▸ Exercise
The lines below that include "pill" are to be found and copied.
** Data for this exercise follows **
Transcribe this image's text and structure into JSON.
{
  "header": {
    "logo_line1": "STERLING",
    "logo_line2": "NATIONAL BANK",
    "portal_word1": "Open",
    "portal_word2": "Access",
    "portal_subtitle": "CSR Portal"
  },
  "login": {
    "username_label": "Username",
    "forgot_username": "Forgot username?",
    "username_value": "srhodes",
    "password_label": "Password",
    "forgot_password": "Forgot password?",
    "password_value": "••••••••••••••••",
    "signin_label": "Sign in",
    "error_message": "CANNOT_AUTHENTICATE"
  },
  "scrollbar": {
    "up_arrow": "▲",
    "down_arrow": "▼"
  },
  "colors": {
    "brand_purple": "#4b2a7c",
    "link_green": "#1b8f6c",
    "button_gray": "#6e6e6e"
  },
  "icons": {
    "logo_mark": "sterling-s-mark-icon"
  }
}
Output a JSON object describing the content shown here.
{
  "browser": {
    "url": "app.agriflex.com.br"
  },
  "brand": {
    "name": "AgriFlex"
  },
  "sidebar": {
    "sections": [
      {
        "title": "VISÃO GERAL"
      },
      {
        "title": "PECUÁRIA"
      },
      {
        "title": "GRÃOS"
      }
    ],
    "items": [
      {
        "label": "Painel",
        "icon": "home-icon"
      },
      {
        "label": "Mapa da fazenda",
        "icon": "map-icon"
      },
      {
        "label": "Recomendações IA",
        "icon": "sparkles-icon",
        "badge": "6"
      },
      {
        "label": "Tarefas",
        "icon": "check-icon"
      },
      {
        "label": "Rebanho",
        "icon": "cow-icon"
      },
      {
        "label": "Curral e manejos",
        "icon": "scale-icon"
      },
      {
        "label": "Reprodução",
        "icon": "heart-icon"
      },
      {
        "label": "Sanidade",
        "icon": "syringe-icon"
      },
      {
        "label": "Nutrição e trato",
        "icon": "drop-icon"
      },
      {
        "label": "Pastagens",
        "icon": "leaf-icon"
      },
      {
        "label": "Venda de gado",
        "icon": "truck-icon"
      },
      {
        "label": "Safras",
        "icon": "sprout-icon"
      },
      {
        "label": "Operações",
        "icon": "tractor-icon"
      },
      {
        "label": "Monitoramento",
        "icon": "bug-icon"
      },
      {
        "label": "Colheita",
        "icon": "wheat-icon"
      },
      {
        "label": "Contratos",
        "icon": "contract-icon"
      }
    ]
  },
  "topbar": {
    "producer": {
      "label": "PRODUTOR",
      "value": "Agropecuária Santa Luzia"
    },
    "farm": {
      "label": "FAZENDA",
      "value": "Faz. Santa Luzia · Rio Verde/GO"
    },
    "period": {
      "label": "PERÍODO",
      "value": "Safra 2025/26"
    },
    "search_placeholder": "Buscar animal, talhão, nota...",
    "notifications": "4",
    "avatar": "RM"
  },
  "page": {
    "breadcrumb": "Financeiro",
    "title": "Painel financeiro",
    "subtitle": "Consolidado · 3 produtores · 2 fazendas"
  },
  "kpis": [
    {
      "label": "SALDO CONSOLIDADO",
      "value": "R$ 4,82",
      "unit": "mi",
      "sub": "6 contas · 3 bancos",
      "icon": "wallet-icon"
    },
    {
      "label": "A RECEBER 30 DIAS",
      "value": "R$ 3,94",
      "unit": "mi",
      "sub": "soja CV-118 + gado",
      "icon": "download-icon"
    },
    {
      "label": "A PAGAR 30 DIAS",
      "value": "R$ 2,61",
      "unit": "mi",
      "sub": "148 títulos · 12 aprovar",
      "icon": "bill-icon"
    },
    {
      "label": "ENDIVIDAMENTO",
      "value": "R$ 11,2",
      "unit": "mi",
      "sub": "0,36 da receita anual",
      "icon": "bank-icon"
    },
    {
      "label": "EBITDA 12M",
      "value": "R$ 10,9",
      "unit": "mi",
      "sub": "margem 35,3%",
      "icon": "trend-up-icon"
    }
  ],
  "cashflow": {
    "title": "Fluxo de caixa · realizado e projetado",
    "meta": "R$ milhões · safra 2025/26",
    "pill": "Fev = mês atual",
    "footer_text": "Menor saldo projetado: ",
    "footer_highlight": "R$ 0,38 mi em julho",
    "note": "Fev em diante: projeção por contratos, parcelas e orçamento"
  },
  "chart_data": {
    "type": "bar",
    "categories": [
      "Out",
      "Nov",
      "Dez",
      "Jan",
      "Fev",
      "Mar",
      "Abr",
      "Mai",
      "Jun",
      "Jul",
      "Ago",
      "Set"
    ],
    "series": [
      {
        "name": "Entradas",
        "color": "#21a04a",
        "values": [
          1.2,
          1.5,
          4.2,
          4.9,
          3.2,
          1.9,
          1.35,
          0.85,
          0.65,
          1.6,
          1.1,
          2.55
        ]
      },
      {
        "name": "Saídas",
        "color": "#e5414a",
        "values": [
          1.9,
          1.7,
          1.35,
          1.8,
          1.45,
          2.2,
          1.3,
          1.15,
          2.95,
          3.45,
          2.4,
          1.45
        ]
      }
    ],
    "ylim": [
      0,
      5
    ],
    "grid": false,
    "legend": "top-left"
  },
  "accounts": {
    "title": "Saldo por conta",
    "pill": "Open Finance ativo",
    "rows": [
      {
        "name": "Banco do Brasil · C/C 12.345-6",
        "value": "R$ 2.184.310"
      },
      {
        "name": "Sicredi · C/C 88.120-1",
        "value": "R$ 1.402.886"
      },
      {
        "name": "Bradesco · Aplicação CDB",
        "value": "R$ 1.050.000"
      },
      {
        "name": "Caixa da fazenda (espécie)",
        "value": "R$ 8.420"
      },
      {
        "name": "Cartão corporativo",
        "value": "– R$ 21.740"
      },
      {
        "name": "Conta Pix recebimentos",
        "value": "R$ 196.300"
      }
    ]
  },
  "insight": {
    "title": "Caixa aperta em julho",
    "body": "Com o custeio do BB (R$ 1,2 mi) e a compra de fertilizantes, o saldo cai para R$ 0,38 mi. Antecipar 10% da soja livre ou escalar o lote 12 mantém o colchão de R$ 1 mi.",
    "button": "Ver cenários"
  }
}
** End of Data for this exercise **
▸ Worked solution
    "pill": "Fev = mês atual",
    "pill": "Open Finance ativo",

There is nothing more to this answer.